• **Work request**:
Search the records below for the word "value" and show every line where it occurs.
Source records Block Start
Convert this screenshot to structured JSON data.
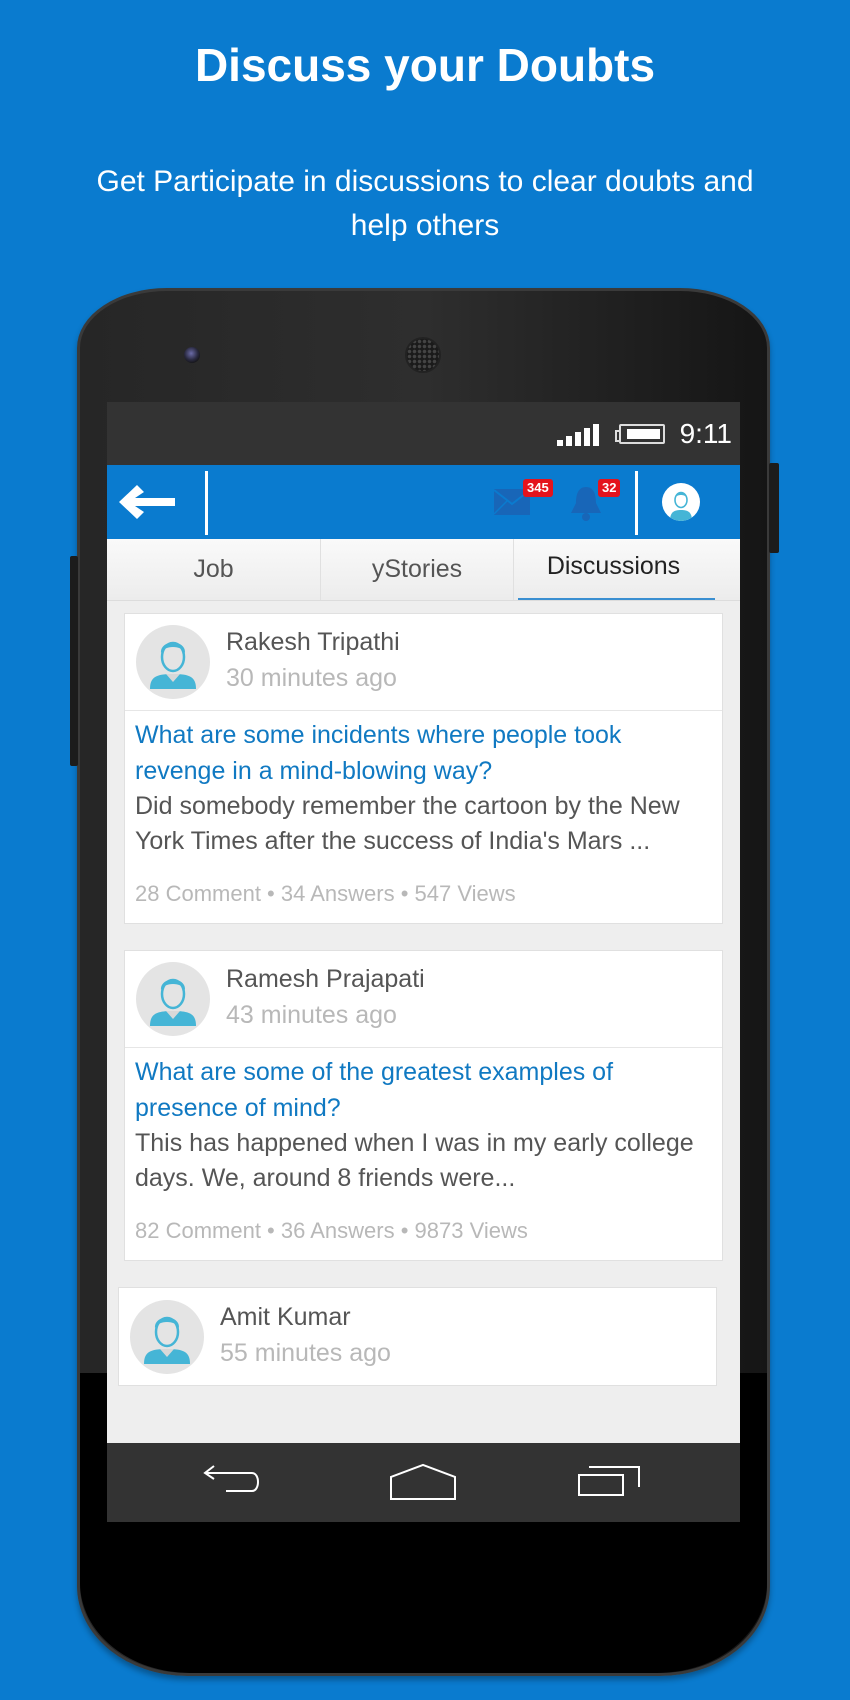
{
  "hero": {
    "title": "Discuss your Doubts",
    "subtitle": "Get Participate in discussions to clear doubts and help others"
  },
  "status_bar": {
    "time": "9:11",
    "signal_icon": "signal-bars-icon",
    "battery_icon": "battery-icon"
  },
  "app_bar": {
    "back_icon": "arrow-left-icon",
    "mail_icon": "envelope-icon",
    "mail_badge": "345",
    "notification_icon": "bell-icon",
    "notification_badge": "32",
    "profile_icon": "user-avatar-icon",
    "accent_color": "#0a7bcf",
    "badge_color": "#e4131d"
  },
  "tabs": [
    {
      "label": "Job",
      "active": false
    },
    {
      "label": "yStories",
      "active": false
    },
    {
      "label": "Discussions",
      "active": true
    }
  ],
  "discussions": [
    {
      "author": "Rakesh Tripathi",
      "time": "30 minutes ago",
      "question": "What are some incidents where people took revenge in a mind-blowing way?",
      "excerpt": "Did somebody remember the cartoon by the New York Times after the success of India's Mars ...",
      "stats": "28 Comment • 34 Answers • 547 Views"
    },
    {
      "author": "Ramesh Prajapati",
      "time": "43 minutes ago",
      "question": "What are some of the greatest examples of presence of mind?",
      "excerpt": "This has happened when I was in my early college days. We, around 8 friends were...",
      "stats": "82 Comment • 36 Answers • 9873 Views"
    },
    {
      "author": "Amit Kumar",
      "time": "55 minutes ago"
    }
  ],
  "nav_bar": {
    "back": "nav-back-icon",
    "home": "nav-home-icon",
    "recents": "nav-recents-icon"
  },
  "colors": {
    "background": "#0a7bcf",
    "question_link": "#1079c2",
    "avatar_figure": "#45b5d6"
  }
}
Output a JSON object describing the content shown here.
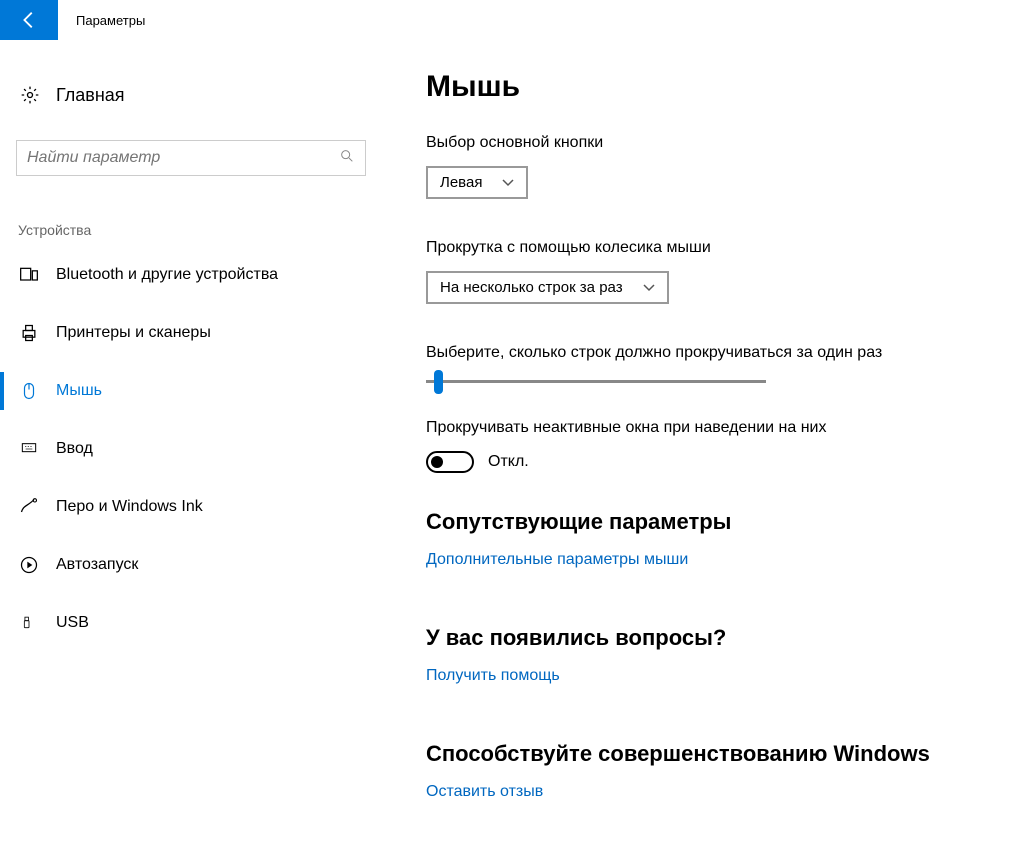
{
  "header": {
    "title": "Параметры"
  },
  "sidebar": {
    "home": "Главная",
    "search_placeholder": "Найти параметр",
    "group": "Устройства",
    "items": [
      {
        "label": "Bluetooth и другие устройства"
      },
      {
        "label": "Принтеры и сканеры"
      },
      {
        "label": "Мышь"
      },
      {
        "label": "Ввод"
      },
      {
        "label": "Перо и Windows Ink"
      },
      {
        "label": "Автозапуск"
      },
      {
        "label": "USB"
      }
    ]
  },
  "main": {
    "title": "Мышь",
    "primary_button": {
      "label": "Выбор основной кнопки",
      "value": "Левая"
    },
    "scroll_wheel": {
      "label": "Прокрутка с помощью колесика мыши",
      "value": "На несколько строк за раз"
    },
    "lines_label": "Выберите, сколько строк должно прокручиваться за один раз",
    "inactive": {
      "label": "Прокручивать неактивные окна при наведении на них",
      "state": "Откл."
    },
    "related": {
      "title": "Сопутствующие параметры",
      "link": "Дополнительные параметры мыши"
    },
    "help": {
      "title": "У вас появились вопросы?",
      "link": "Получить помощь"
    },
    "feedback": {
      "title": "Способствуйте совершенствованию Windows",
      "link": "Оставить отзыв"
    }
  }
}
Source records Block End
• **Output of the task**:
      "value": "Левая"
      "value": "На несколько строк за раз"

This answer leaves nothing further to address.